The previous Blog observed that CET1 Capital for all Banks except for CitiGroup, over the period 1Q2016 to 1Q2017 had gone up.
It is interesting to see that CET1 Capital has gone down for most of the Banks when comparing 1Q18 to 1Q17, with the largest decline is again by Citigroup, which has gone down from $161 billion to $144 billion.
Only Wells Fargo has increased its CET1 over this period.
For the rest, either there is little change or a material reduction.
Common Equity Tier 1 Ratio
Next, lets look at the Bank’s CET1 Capital to their Risk Weighted Assets.
Observing the trend from 1Q17 to 1Q18:
- Bank of America’s CET1 ratio has increased from 11% to 11.3% over the year.
- Wells Fargo’s CET1 ratio has increased from 12% to 12.7%.
- JP Morgan’s CET1 ratio has declined from 12.6% to 12.5%.
- Goldman Sach’s CET1 ratio has declined from 12.9% to 11.1%.
- Citigroup’s CET1 ratio declined from 13.8% to 12.2%.
- Morgan Stanley’s CET1 ratio, while the highest ratio out of all the banks, has declined from 17.4% to 16.0%
While there has been a decline in CET1 Ratios for most Banks over the period, all have CET1 ratios above 10%, well above the minimum requirements of 4.5% to 7%.
Risk Weighted Assets
Next lets turn to Risk Weighted Assets, and look at the quarterly trend in these.
Summarising the trend from 1Q17 to 1Q18:
- RWAs of the Banks range from $347 billion to $1.5 trillion

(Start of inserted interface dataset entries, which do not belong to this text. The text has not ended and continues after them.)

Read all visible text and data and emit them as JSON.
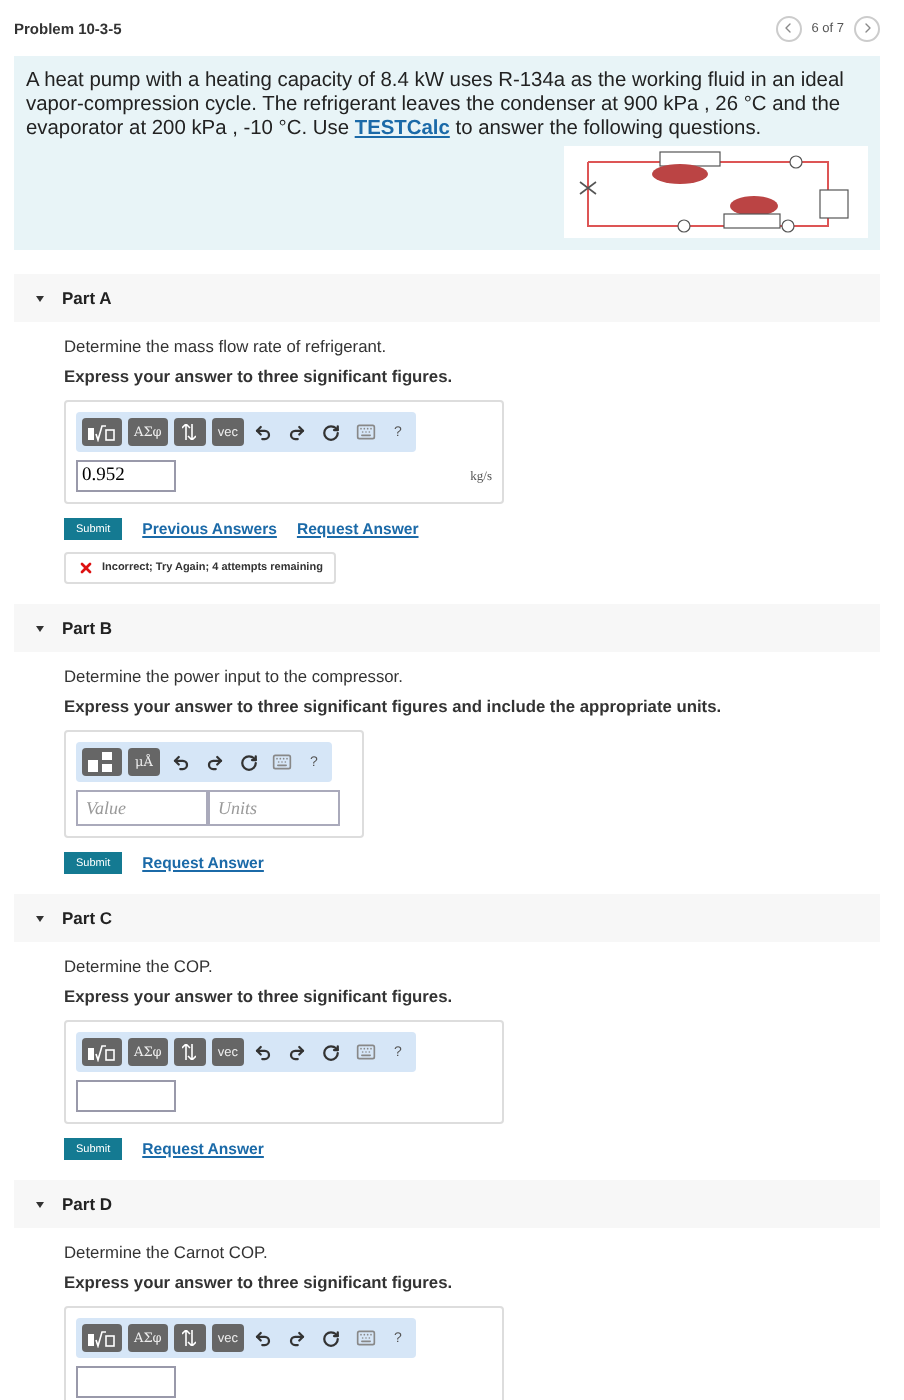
{
  "header": {
    "title": "Problem 10-3-5",
    "pager": "6 of 7"
  },
  "intro": {
    "text_before": "A heat pump with a heating capacity of 8.4 kW uses R-134a as the working fluid in an ideal vapor-compression cycle. The refrigerant leaves the condenser at 900 kPa , 26 °C and the evaporator at 200 kPa , -10 °C. Use ",
    "link": "TESTCalc",
    "text_after": " to answer the following questions."
  },
  "parts": [
    {
      "title": "Part A",
      "expanded": true,
      "question": "Determine the mass flow rate of refrigerant.",
      "instruction": "Express your answer to three significant figures.",
      "toolbar": {
        "kind": "scalar",
        "symbols": "ΑΣφ",
        "vec": "vec",
        "help": "?"
      },
      "answer": {
        "kind": "scalar",
        "value": "0.952",
        "unit": "kg/s"
      },
      "links": [
        "Previous Answers",
        "Request Answer"
      ],
      "submit": "Submit",
      "feedback": {
        "kind": "incorrect",
        "text": "Incorrect; Try Again; 4 attempts remaining"
      }
    },
    {
      "title": "Part B",
      "expanded": true,
      "question": "Determine the power input to the compressor.",
      "instruction": "Express your answer to three significant figures and include the appropriate units.",
      "toolbar": {
        "kind": "units",
        "symbols": "μÅ",
        "help": "?"
      },
      "answer": {
        "kind": "units",
        "value_placeholder": "Value",
        "units_placeholder": "Units"
      },
      "links": [
        "Request Answer"
      ],
      "submit": "Submit"
    },
    {
      "title": "Part C",
      "expanded": true,
      "question": "Determine the COP.",
      "instruction": "Express your answer to three significant figures.",
      "toolbar": {
        "kind": "scalar",
        "symbols": "ΑΣφ",
        "vec": "vec",
        "help": "?"
      },
      "answer": {
        "kind": "scalar"
      },
      "links": [
        "Request Answer"
      ],
      "submit": "Submit"
    },
    {
      "title": "Part D",
      "expanded": true,
      "question": "Determine the Carnot COP.",
      "instruction": "Express your answer to three significant figures.",
      "toolbar": {
        "kind": "scalar",
        "symbols": "ΑΣφ",
        "vec": "vec",
        "help": "?"
      },
      "answer": {
        "kind": "scalar"
      }
    }
  ]
}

- Morgan Stanley’s RWA is up 8.9% to $378 billion
- Goldman Sachs’s RWA is up 10.5% to $617 billion
- Citigroup’s RWA is up 1% to $1,178 billion

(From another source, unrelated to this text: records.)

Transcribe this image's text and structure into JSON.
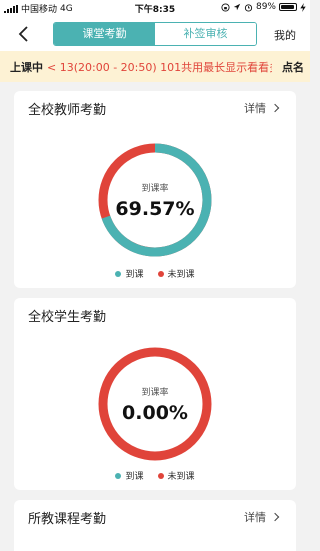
{
  "status": {
    "carrier": "中国移动",
    "network": "4G",
    "time": "下午8:35",
    "battery": "89%"
  },
  "nav": {
    "tabs": [
      {
        "label": "课堂考勤",
        "active": true
      },
      {
        "label": "补签审核",
        "active": false
      }
    ],
    "right_label": "我的"
  },
  "notice": {
    "label": "上课中",
    "text": "< 13(20:00 - 20:50) 101共用最长显示看看多",
    "action": "点名"
  },
  "colors": {
    "accent": "#4bb2b2",
    "present": "#4bb2b2",
    "absent": "#e0443a"
  },
  "cards": [
    {
      "title": "全校教师考勤",
      "link_label": "详情",
      "caption": "到课率",
      "value": "69.57%",
      "legend_present": "到课",
      "legend_absent": "未到课"
    },
    {
      "title": "全校学生考勤",
      "caption": "到课率",
      "value": "0.00%",
      "legend_present": "到课",
      "legend_absent": "未到课"
    },
    {
      "title": "所教课程考勤",
      "link_label": "详情"
    }
  ],
  "chart_data": [
    {
      "type": "pie",
      "categories": [
        "到课",
        "未到课"
      ],
      "values": [
        69.57,
        30.43
      ]
    },
    {
      "type": "pie",
      "categories": [
        "到课",
        "未到课"
      ],
      "values": [
        0,
        100
      ]
    }
  ]
}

- Wells Fargo’s RWA is down 4% to $1,203 billion
- JP Morgan’s RWA is down 0.1% to $1,466 billion
- Bank of America’s RWA is down 3.9% to $1,457 billion

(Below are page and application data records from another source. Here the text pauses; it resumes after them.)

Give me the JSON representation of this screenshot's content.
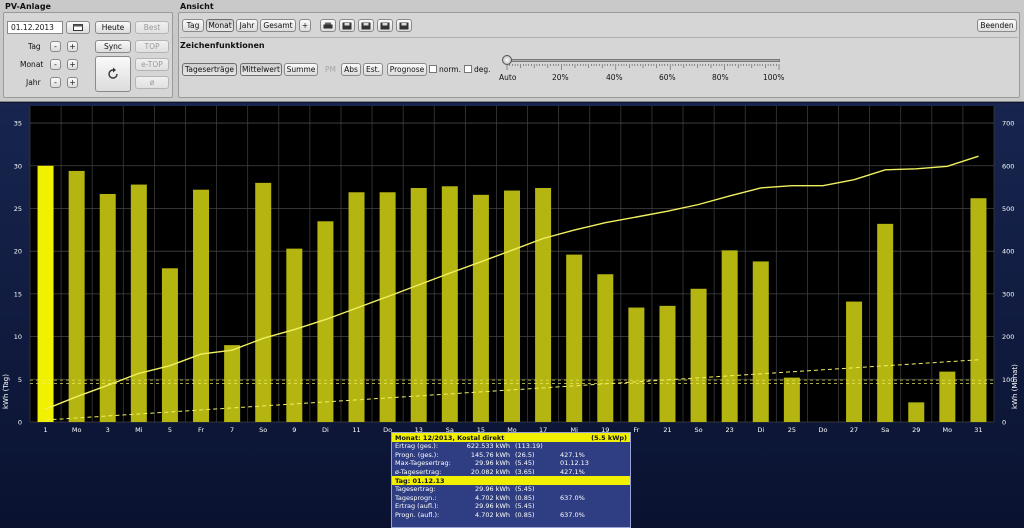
{
  "pv_panel": {
    "title": "PV-Anlage",
    "date_value": "01.12.2013",
    "heute": "Heute",
    "best": "Best",
    "tag": "Tag",
    "monat": "Monat",
    "jahr": "Jahr",
    "minus": "-",
    "plus": "+",
    "sync": "Sync",
    "top": "TOP",
    "e_top": "e-TOP",
    "avg": "ø"
  },
  "ansicht": {
    "title": "Ansicht",
    "tabs": [
      "Tag",
      "Monat",
      "Jahr",
      "Gesamt"
    ],
    "plus": "+",
    "beenden": "Beenden"
  },
  "zeichen": {
    "title": "Zeichenfunktionen",
    "buttons": [
      "Tageserträge",
      "Mittelwert",
      "Summe"
    ],
    "pm": "PM",
    "abs": "Abs",
    "est": "Est.",
    "prognose": "Prognose",
    "norm": "norm.",
    "deg": "deg.",
    "slider_labels": [
      "Auto",
      "20%",
      "40%",
      "60%",
      "80%",
      "100%"
    ]
  },
  "colors": {
    "bar": "#b5b512",
    "bar_highlight": "#f0f000",
    "line": "#f0f060",
    "chart_bg": "#0b1530"
  },
  "chart_data": {
    "type": "bar",
    "categories": [
      "1",
      "Mo",
      "3",
      "Mi",
      "5",
      "Fr",
      "7",
      "So",
      "9",
      "Di",
      "11",
      "Do",
      "13",
      "Sa",
      "15",
      "Mo",
      "17",
      "Mi",
      "19",
      "Fr",
      "21",
      "So",
      "23",
      "Di",
      "25",
      "Do",
      "27",
      "Sa",
      "29",
      "Mo",
      "31"
    ],
    "values": [
      30.0,
      29.4,
      26.7,
      27.8,
      18.0,
      27.2,
      9.0,
      28.0,
      20.3,
      23.5,
      26.9,
      26.9,
      27.4,
      27.6,
      26.6,
      27.1,
      27.4,
      19.6,
      17.3,
      13.4,
      13.6,
      15.6,
      20.1,
      18.8,
      5.2,
      0,
      14.1,
      23.2,
      2.3,
      5.9,
      26.2
    ],
    "highlight_index": 0,
    "ylabel": "kWh (Tag)",
    "y2label": "kWh (Monat)",
    "ylim": [
      0,
      37
    ],
    "y2lim": [
      0,
      740
    ],
    "yticks": [
      0,
      5,
      10,
      15,
      20,
      25,
      30,
      35
    ],
    "y2ticks": [
      0,
      100,
      200,
      300,
      400,
      500,
      600,
      700
    ],
    "cumulative": [
      29.96,
      59.36,
      86.06,
      113.86,
      131.86,
      159.06,
      168.06,
      196.06,
      216.36,
      239.86,
      266.76,
      293.66,
      321.06,
      348.66,
      375.26,
      402.36,
      429.76,
      449.36,
      466.66,
      480.06,
      493.66,
      509.26,
      529.36,
      548.16,
      553.36,
      553.36,
      567.46,
      590.66,
      592.96,
      598.86,
      622.53
    ],
    "forecast_cumulative_end": 145.76,
    "avg_line_1": 4.9,
    "avg_line_2": 4.5,
    "grid": true
  },
  "info": {
    "month_header": "Monat: 12/2013, Kostal direkt",
    "month_kwp": "(5.5 kWp)",
    "month_rows": [
      {
        "label": "Ertrag (ges.):",
        "value": "622.533 kWh",
        "paren": "(113.19)",
        "extra": ""
      },
      {
        "label": "Progn. (ges.):",
        "value": "145.76 kWh",
        "paren": "(26.5)",
        "extra": "427.1%"
      },
      {
        "label": "Max-Tagesertrag:",
        "value": "29.96 kWh",
        "paren": "(5.45)",
        "extra": "01.12.13"
      },
      {
        "label": "ø-Tagesertrag:",
        "value": "20.082 kWh",
        "paren": "(3.65)",
        "extra": "427.1%"
      }
    ],
    "day_header": "Tag: 01.12.13",
    "day_rows": [
      {
        "label": "Tagesertrag:",
        "value": "29.96 kWh",
        "paren": "(5.45)",
        "extra": ""
      },
      {
        "label": "Tagesprogn.:",
        "value": "4.702 kWh",
        "paren": "(0.85)",
        "extra": "637.0%"
      },
      {
        "label": "Ertrag (aufl.):",
        "value": "29.96 kWh",
        "paren": "(5.45)",
        "extra": ""
      },
      {
        "label": "Progn. (aufl.):",
        "value": "4.702 kWh",
        "paren": "(0.85)",
        "extra": "637.0%"
      }
    ]
  }
}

So a mixed picture, three of the banks increasing their RWAs and three of them decreasing.
Risk Weighted Asset by Risk Type
Let’s further look at the break down of Risk Weighted Assets, which consists of Credit Risk, Market Risk and Operational Risk.
We will focus on the figures from the 1st Quarter of 2018.
- As expected, Credit Risk RWAs are by far the largest at each Bank, specifically those with higher Retail and Wholesale lending businesses.
- JPMorgan’s Credit Risk RWAs is at highest at $934 billion followed by Bank of America at $897 billion.
- Operational Risk RWAs are the second largest at each Bank.
- Bank of America’s Op Risk is highest at $500 billion JPMorgan’s $387 billion
- Market Risk RWAs range from Wells Fargo’s $39.6 billion to $132 billion at JPMorgan.
Bank of America RWAs
The below table shows a breakdown of RWAs of Bank of America and how they compare between March 2017 and March 2018.
The above figures are at a Bank of America group level.
Credit Risk RWA:
- Under Credit RWAs, the largest line item is Wholesale Exposures to Corporate at $357 billion.
- This corporate exposure has declined over the year by 6.3%.
- The next largest line item is Residential Mortgage, which has dropped by 3.9% over the period.
- In terms of Counter-party exposure, OTC Derivatives are down by 35.2%!
- Credit Valuation Adjustment (CVA) is down by 43.2%.
- Securitization and Equity exposures are up by 12.6% and 26.8% respectively.
- Total Credit Risk RWA is down by 6.2%.
Market Risk RWA:
- Regulatory VaR is up by 24.6% at $3 billion
- Regulatory Stressed VaR is up by 10.1% at $12bn
- Total Market Risk RWA is up by 1.3%
Operational Risk RWA:
- There is no detail breakdown available, just the Total of $500 billion
Basel III disclosures shed light on Capital requirements and RWA.
The six largest US banks have Capital Ratios well above the regulatory requirements.
In our previous blog we observed all Banks had increased Capital and reduced RWAs over 2016-17.
For 1Q17 to 1Q18, we see a more mixed picture.
Some banks with lower Capital and higher RWA, leading to lower Capital Ratios.
Others with little change from 2016.